Self-supervised learning algorithms provide labels automatically. But, it is not clear what else is required for an algorithm to fall under the category "self-supervised":
Some say, self-supervised learning algorithms learn on a set of auxiliary tasks , also named pretext task [2, 3], instead of the task we are interested in. Further examples are word2vec or autoencoders  or word2vec . Here it is sometimes mentioned that the goal is to "expose the inner structure of the data".
Is the "auxiliary tasks" a requirement for a training setup to be called "self-supervised learning" or is it just optional?
Research articles mentioning the auxiliary / pretext task:
- Revisiting Self-Supervised Visual Representation Learning, 2019, mentioned by :
The self-supervised learning framework requires only unlabeled data in order to formulate a pretext learning task such as predicting context or image rotation, for which a target objective can be computed without supervision.
a prominent paradigm is the so-called self-supervised learning that defines an annotation free pretext task, using only the visual information present on the images or videos, in order to provide a surrogatesupervision signal for feature learning.
- Unsupervised Visual Representation Learning by Context Prediction, 2016, mentioned by :
This converts an apparently unsupervised problem (finding a good similarity metric between words) intoa “self-supervised” one: learning a function from a givenword to the words surrounding it. Here the context predic-tion task is just a “pretext” to force the model to learn agood word embedding, which, in turn, has been shown tobe useful in a number of real tasks, such as semantic wordsimilarity.
In discriminative self-supervised learning, which is the main focus of this work, a model is trained on an auxiliary or ‘pretext’ task for which ground-truth is available for free.
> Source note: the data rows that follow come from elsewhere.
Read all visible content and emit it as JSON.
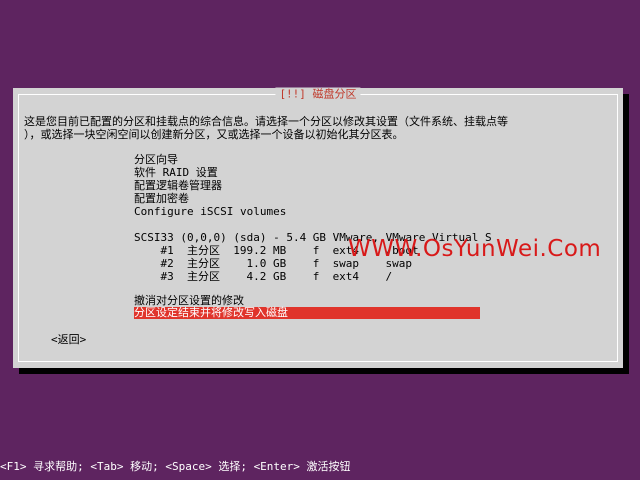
{
  "dialog": {
    "title": "[!!] 磁盘分区",
    "intro_line1": "这是您目前已配置的分区和挂载点的综合信息。请选择一个分区以修改其设置（文件系统、挂载点等",
    "intro_line2": "），或选择一块空闲空间以创建新分区，又或选择一个设备以初始化其分区表。",
    "menu": [
      {
        "label": "分区向导"
      },
      {
        "label": "软件 RAID 设置"
      },
      {
        "label": "配置逻辑卷管理器"
      },
      {
        "label": "配置加密卷"
      },
      {
        "label": "Configure iSCSI volumes"
      }
    ],
    "disk": "SCSI33 (0,0,0) (sda) - 5.4 GB VMware, VMware Virtual S",
    "partitions": [
      {
        "row": "    #1  主分区  199.2 MB    f  ext4    /boot"
      },
      {
        "row": "    #2  主分区    1.0 GB    f  swap    swap"
      },
      {
        "row": "    #3  主分区    4.2 GB    f  ext4    /"
      }
    ],
    "undo": "撤消对分区设置的修改",
    "finish": "分区设定结束并将修改写入磁盘",
    "back": "<返回>"
  },
  "watermark": "WWW.OsYunWei.Com",
  "status_bar": "<F1> 寻求帮助; <Tab> 移动; <Space> 选择; <Enter> 激活按钮",
  "colors": {
    "background": "#5e2460",
    "dialog": "#d3d3d3",
    "highlight": "#e0342b",
    "title": "#c0392b"
  }
}
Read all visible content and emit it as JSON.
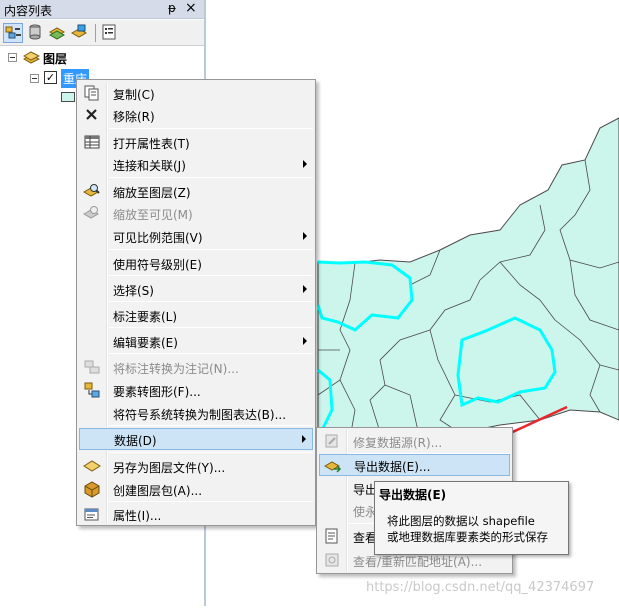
{
  "toc": {
    "title": "内容列表",
    "pin_glyph": "ᵽ",
    "close_glyph": "×",
    "toolbar_icons": [
      "list-by-drawing-order-icon",
      "list-by-source-icon",
      "list-by-visibility-icon",
      "list-by-selection-icon",
      "options-icon"
    ],
    "tree": {
      "root_label": "图层",
      "layer_label": "重庆",
      "layer_checked": true
    }
  },
  "context_menu": {
    "items": [
      {
        "label": "复制(C)",
        "icon": "copy-icon",
        "disabled": false,
        "submenu": false
      },
      {
        "label": "移除(R)",
        "icon": "remove-x-icon",
        "disabled": false,
        "submenu": false
      },
      {
        "label": "打开属性表(T)",
        "icon": "table-icon",
        "disabled": false,
        "submenu": false
      },
      {
        "label": "连接和关联(J)",
        "icon": "",
        "disabled": false,
        "submenu": true
      },
      {
        "label": "缩放至图层(Z)",
        "icon": "zoom-to-layer-icon",
        "disabled": false,
        "submenu": false
      },
      {
        "label": "缩放至可见(M)",
        "icon": "zoom-to-visible-icon",
        "disabled": true,
        "submenu": false
      },
      {
        "label": "可见比例范围(V)",
        "icon": "",
        "disabled": false,
        "submenu": true
      },
      {
        "label": "使用符号级别(E)",
        "icon": "",
        "disabled": false,
        "submenu": false
      },
      {
        "label": "选择(S)",
        "icon": "",
        "disabled": false,
        "submenu": true
      },
      {
        "label": "标注要素(L)",
        "icon": "",
        "disabled": false,
        "submenu": false
      },
      {
        "label": "编辑要素(E)",
        "icon": "",
        "disabled": false,
        "submenu": true
      },
      {
        "label": "将标注转换为注记(N)...",
        "icon": "convert-labels-icon",
        "disabled": true,
        "submenu": false
      },
      {
        "label": "要素转图形(F)...",
        "icon": "features-to-graphics-icon",
        "disabled": false,
        "submenu": false
      },
      {
        "label": "将符号系统转换为制图表达(B)...",
        "icon": "",
        "disabled": false,
        "submenu": false
      },
      {
        "label": "数据(D)",
        "icon": "",
        "disabled": false,
        "submenu": true,
        "highlighted": true
      },
      {
        "label": "另存为图层文件(Y)...",
        "icon": "save-layer-icon",
        "disabled": false,
        "submenu": false
      },
      {
        "label": "创建图层包(A)...",
        "icon": "layer-package-icon",
        "disabled": false,
        "submenu": false
      },
      {
        "label": "属性(I)...",
        "icon": "properties-icon",
        "disabled": false,
        "submenu": false
      }
    ]
  },
  "data_submenu": {
    "items": [
      {
        "label": "修复数据源(R)...",
        "icon": "repair-data-source-icon",
        "disabled": true
      },
      {
        "label": "导出数据(E)...",
        "icon": "export-data-icon",
        "disabled": false,
        "highlighted": true
      },
      {
        "label": "导出",
        "icon": "",
        "disabled": false
      },
      {
        "label": "使永",
        "icon": "",
        "disabled": true
      },
      {
        "label": "查看",
        "icon": "view-metadata-icon",
        "disabled": false
      },
      {
        "label": "查看/重新匹配地址(A)...",
        "icon": "rematch-addresses-icon",
        "disabled": true
      }
    ]
  },
  "tooltip": {
    "title": "导出数据(E)",
    "line1": "将此图层的数据以 shapefile",
    "line2": "或地理数据库要素类的形式保存"
  },
  "watermark": "https://blog.csdn.net/qq_42374697",
  "colors": {
    "map_fill": "#ccf5ec",
    "map_border": "#4a4a4a",
    "selected_boundary": "#00ffff",
    "annotation_arrow": "#e8262b",
    "menu_highlight": "#cde4f7"
  }
}
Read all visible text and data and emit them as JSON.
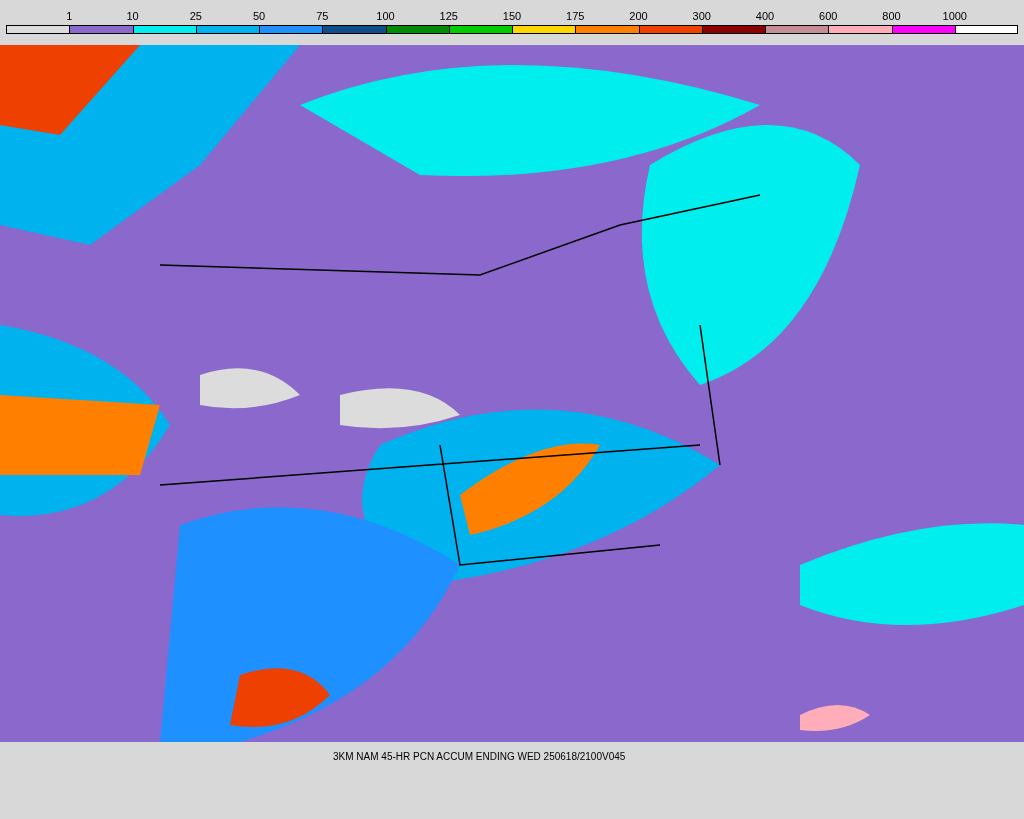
{
  "legend": {
    "segments": [
      {
        "color": "#dcdcdc",
        "label": "1"
      },
      {
        "color": "#8b68cc",
        "label": "10"
      },
      {
        "color": "#00eeee",
        "label": "25"
      },
      {
        "color": "#00b2ee",
        "label": "50"
      },
      {
        "color": "#1e90ff",
        "label": "75"
      },
      {
        "color": "#104e8b",
        "label": "100"
      },
      {
        "color": "#008b00",
        "label": "125"
      },
      {
        "color": "#00cd00",
        "label": "150"
      },
      {
        "color": "#ffd700",
        "label": "175"
      },
      {
        "color": "#ff8000",
        "label": "200"
      },
      {
        "color": "#ee4000",
        "label": "300"
      },
      {
        "color": "#8b0000",
        "label": "400"
      },
      {
        "color": "#c48c96",
        "label": "600"
      },
      {
        "color": "#ffaeb9",
        "label": "800"
      },
      {
        "color": "#ff00ff",
        "label": "1000"
      },
      {
        "color": "#ffffff"
      }
    ]
  },
  "caption": "3KM NAM 45-HR PCN ACCUM ENDING WED 250618/2100V045"
}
In most cases, the pretext task involves predicting some hidden portion of the data (for example, predicting color for gray-scale images